Joe Biden won the 2020 Presidential Election and will be inaugurated on January 20th. The hard part comes after that when he and his administration must begin attempting to enact their agenda. Biden’s plans include rejoining the Paris Climate Accord, putting the US economy on a path to carbon-neutrality by 2050, raising the corporate tax rate, imposing stricter gun laws, and establishing a public healthcare option, among many, many other goals. Some of these action items can be accomplished by executive order, meaning the President can enact them unilaterally, while others require legislation that must go through Congress.
The authority of a President to enact their agenda once in office rests on something known as a Presidential Mandate: the idea that by virtue of winning a majority, or plurality, of votes, a President should be allowed to govern as a representative of the people. However, people often debate the strength of a newly-elected President’s mandate and question whether it is based on their margin of victory in the election. At the end of the day, it’s important to remember that the words “Presidential Mandate” do not appear in the US Constitution and it is largely used as a rhetorical concept to discuss the power a leader possesses.
As Joe Biden takes office and begins to work on fulfilling the promises he made during his campaign, you may hear members of Congress and the media discussing the extent of his power to do certain things. Biden won the electoral college by a margin of 306 to 232 and the popular vote by a margin of over 7 million votes. But, is that enough to say that his mandate to govern is “decisive”? Because the presidential mandate is merely an idea, not a legal authority granted to a leader, there is no magic number or percentage of votes that grants him the right to enact his agenda.
Likewise, a mandate to govern is not a green light to act without scrutiny or question.
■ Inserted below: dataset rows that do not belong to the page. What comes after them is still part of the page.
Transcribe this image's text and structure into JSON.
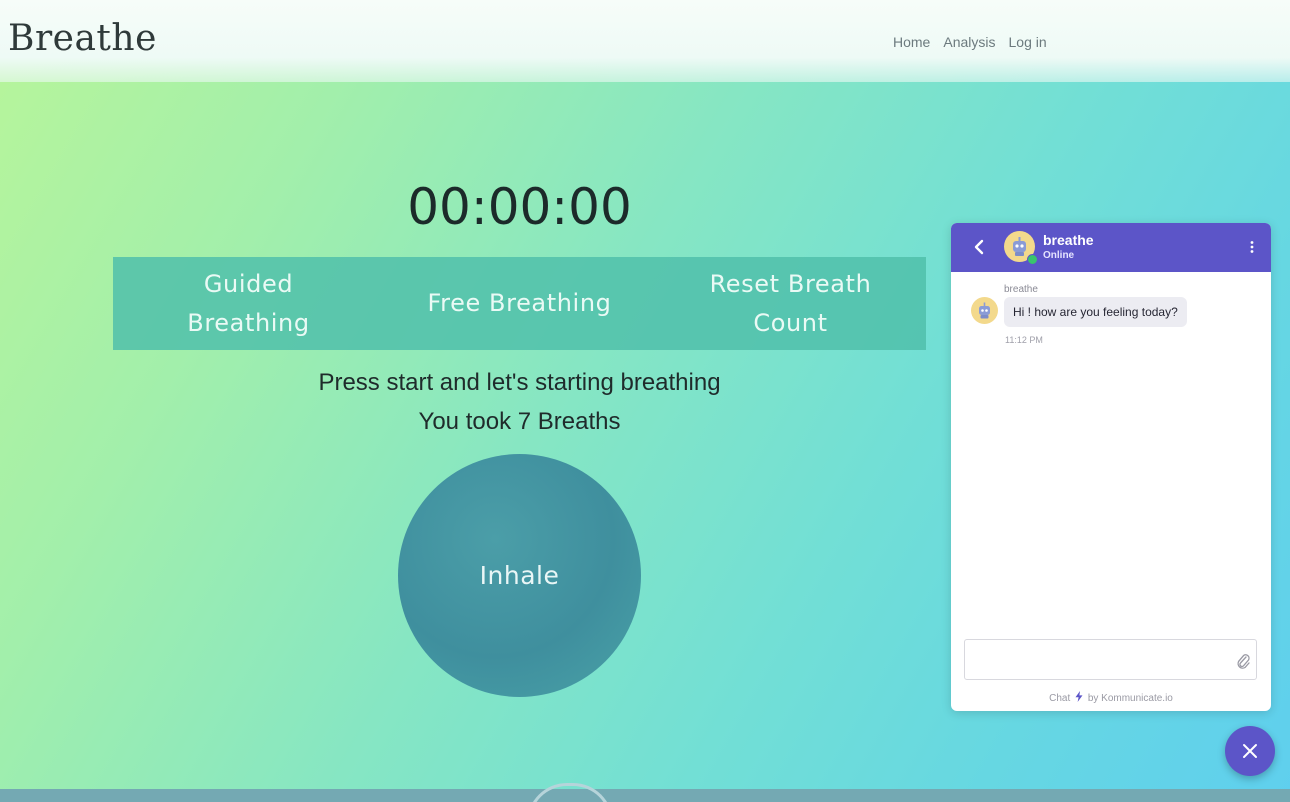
{
  "header": {
    "logo": "Breathe",
    "nav": [
      {
        "label": "Home"
      },
      {
        "label": "Analysis"
      },
      {
        "label": "Log in"
      }
    ]
  },
  "main": {
    "timer": "00:00:00",
    "modes": [
      {
        "label": "Guided Breathing"
      },
      {
        "label": "Free Breathing"
      },
      {
        "label": "Reset Breath Count"
      }
    ],
    "instruction": "Press start and let's starting breathing",
    "breath_count_text": "You took 7 Breaths",
    "circle_label": "Inhale"
  },
  "chat": {
    "bot_name": "breathe",
    "bot_status": "Online",
    "messages": [
      {
        "sender": "breathe",
        "text": "Hi ! how are you feeling today?",
        "time": "11:12 PM"
      }
    ],
    "input_value": "",
    "footer": {
      "prefix": "Chat",
      "suffix": "by Kommunicate.io"
    },
    "accent_color": "#5c55c8",
    "icons": [
      "back-arrow-icon",
      "bot-avatar-icon",
      "more-vertical-icon",
      "paperclip-icon",
      "bolt-icon",
      "close-icon"
    ]
  },
  "colors": {
    "mode_bar": "#50c0aa",
    "circle": "#3f8f9e",
    "online": "#39c46d"
  }
}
Not everyone who voted for Joe Biden agrees with every policy on his agenda, but he still represents those people, along with all Americans. For example, many on the progressive wing of the Democratic Party believe that Biden’s policies on healthcare and the environment do not go far enough to address the problems. On the other hand, Biden was also supported by The Lincoln Project, a group founded by anti-Trump Republicans.
It’s important to remember that the right of citizens to make their voices heard is enshrined in the US Constitution while the right of a President to enact a certain agenda is not. The power of a leader in a democratic society flows through the trust and support of the people. So, pay attention to policies coming out of the new administration and ask yourself: is Joe Biden living up to the promises he made on the campaign trail? Do you agree with the agenda he is advocating for? Don’t hesitate to call, email, and write to your members of congress who are responsible for representing your interests in government.